THE SOUND OF SMALL BRAIN CIRCUITS: THE NEUROGRANULAR SAMPLER, PLASTICITY AND CORTICAL SONGS
The level of synchronization in distributed systems is often controlled by the strength of interaction between the individual elements. If the elements are neurons in small brain circuits, the characteristic event is the ‘firing time’ of a particular neuron.
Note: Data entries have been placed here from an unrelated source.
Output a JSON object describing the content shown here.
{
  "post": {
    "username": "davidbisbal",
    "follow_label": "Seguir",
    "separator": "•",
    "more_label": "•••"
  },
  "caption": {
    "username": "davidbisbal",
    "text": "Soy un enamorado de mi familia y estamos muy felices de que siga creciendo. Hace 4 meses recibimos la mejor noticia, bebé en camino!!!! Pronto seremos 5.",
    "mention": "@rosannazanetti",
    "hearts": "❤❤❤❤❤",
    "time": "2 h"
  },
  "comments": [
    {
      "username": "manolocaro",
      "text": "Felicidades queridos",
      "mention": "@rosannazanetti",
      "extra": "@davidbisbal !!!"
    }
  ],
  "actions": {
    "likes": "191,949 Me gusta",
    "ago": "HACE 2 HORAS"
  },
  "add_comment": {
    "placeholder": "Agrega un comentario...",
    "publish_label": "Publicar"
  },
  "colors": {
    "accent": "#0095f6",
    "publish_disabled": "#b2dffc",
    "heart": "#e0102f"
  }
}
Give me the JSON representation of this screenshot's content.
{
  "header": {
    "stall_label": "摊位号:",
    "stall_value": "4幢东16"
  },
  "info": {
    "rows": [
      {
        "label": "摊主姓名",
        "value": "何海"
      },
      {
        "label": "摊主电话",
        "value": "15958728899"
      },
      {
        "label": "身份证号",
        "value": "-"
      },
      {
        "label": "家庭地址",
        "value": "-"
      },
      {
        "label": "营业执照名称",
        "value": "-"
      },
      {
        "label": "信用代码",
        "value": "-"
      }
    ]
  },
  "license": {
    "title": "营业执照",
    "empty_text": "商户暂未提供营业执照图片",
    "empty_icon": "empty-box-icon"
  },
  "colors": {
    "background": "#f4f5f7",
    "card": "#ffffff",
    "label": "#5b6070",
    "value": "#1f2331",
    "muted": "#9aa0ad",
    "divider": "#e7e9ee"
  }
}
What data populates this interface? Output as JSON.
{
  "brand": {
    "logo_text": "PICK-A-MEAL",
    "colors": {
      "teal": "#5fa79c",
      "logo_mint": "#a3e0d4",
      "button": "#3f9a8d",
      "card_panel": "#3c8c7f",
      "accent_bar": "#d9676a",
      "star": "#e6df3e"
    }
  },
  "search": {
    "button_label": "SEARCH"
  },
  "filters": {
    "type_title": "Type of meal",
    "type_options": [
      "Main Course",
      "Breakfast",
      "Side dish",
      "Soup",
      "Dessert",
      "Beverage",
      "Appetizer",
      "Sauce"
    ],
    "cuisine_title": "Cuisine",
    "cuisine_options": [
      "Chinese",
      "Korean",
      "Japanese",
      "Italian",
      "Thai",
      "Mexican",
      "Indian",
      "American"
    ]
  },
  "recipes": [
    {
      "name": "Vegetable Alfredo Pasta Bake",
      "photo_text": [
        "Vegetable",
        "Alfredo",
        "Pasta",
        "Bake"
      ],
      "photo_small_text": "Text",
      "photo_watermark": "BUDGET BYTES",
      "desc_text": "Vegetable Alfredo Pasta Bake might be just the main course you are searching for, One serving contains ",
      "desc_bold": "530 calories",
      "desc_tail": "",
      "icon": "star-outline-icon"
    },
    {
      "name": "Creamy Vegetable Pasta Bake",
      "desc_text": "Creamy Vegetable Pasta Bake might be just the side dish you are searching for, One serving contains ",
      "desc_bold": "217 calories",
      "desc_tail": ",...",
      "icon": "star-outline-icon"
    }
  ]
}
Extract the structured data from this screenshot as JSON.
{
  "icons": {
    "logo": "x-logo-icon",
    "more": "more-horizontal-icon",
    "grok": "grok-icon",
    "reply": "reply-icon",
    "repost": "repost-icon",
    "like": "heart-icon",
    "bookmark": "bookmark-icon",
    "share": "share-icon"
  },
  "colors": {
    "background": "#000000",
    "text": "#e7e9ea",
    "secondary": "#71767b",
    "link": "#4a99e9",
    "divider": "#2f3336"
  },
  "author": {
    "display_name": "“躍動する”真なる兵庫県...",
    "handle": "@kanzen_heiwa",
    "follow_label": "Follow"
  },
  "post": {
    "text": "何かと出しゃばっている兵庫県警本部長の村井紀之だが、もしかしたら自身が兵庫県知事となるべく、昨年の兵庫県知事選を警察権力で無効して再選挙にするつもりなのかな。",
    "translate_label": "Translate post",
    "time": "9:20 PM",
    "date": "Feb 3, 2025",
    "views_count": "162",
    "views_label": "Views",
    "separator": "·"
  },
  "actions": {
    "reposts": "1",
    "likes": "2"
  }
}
We have been developing software musical instruments, installations and music, which utilize the triggering of sonic events, including grains of live sampled audio and musical instructions, when any one of a network of artificial spiking neurons ‘fires’. The synchrony or decoupling of these characteristic events is partially controlled by modifications in the strength of the connections between the artificial neurons under the influence of spike timing dependent plasticity, which adapts the strengths of neuronal connections according to the relative firing times of connected neurons.
In this talk, we will focus on the development of some of these instruments and works from an artistic and musical perspective and introduce some of the artistic projects which have used adaptations of the instrument, including ‘The Fragmented Orchestra’, ‘Plasticity’ and ‘Cortical Songs’.
We will also introduce a (very) new project which we are developing, partially at the OpenLab at UCSC, ‘Cortical Songs 2’ which takes from a starting point some interesting new work surrounding the subject of auditory phantoms or ‘tinnitus’
John Matthias is a musician, composer and physicist. In 2008, he won the PRS Foundation New Music Award (the musical equivalent of ‘The Turner Prize’) with Jane Grant and Nick Ryan for the development of a huge sonic installation entitled The Fragmented Orchestra which also won an Honourary Mention at the Prix Ars Electronica 2009. He has released three albums, Smalltown, Shining (2001) on the Accidental label, Stories from the Watercooler (2008) on the Ninja Tune/ Counter label and Cortical Songs (2008/2009) (with Nick Ryan), a work for string orchestra and solo violin on the Nonclassical record label, which was listed by Time Out (Chicago in the top-ten classical albums of 2009. He has worked with many recording artists including Radiohead (The Bends) and Coldcut and has performed extensively including at the Wordless Music Series and the Ecstatic Music Festival in New York, The Pompidou Centre in Paris and at the Union Chapel in London. More recently, he has collaborated with artist, Stanley Donwood in San Francisco and The Rambert Dance Company in London with Nick Ryan. He is Associate Professor in Sonic Arts and co-director of the art + sound research group at the University of Plymouth and is currently developing new instruments and compositional processes relating to sonic events and spiking neurons. These initiatives include orchestral composition, distributed systems and the development of a new Neuronal Music Technology and will form the basis of many new works and artistic collaborations. He has a Ph.D in Physics from Exeter University, UK
Nick Ryan is a composer, sound-designer and audio specialist, widely recognised as a leader in his field for his unique approach to sound and music. He works extensively with Film, Motion Graphics, TV Drama and Documentary, Interactive Media and Orchestral Ensemble as well consultanting on the future of sound and music to many organisations including The BBC and The UK Government. His awards include a BAFTA for Technical Innovation for the BBC Radio 4 interactive horror ‘The Dark House’ and the The PRS Foundation New Music Award 2008 for ‘The Fragmented Orchestra’ – a UK wide sound installation based on the firing patterns of cortical neurons. Nick spent last year creating Papa Sangre – the first ever real-time 3D audio game implemented on a handheld device. Papa Sangre is a video game with no video – it’s a first-person thriller, created entirely in sound, for the iphone platform. Players navigate the 27 levels using only their sense of hearing. The game was awarded the ‘Most Innovative Game‘ at the International Mobile Gaming Awards in March. Papasangre. He is has an Honorary Doctorate in Music from Plymouth University, UK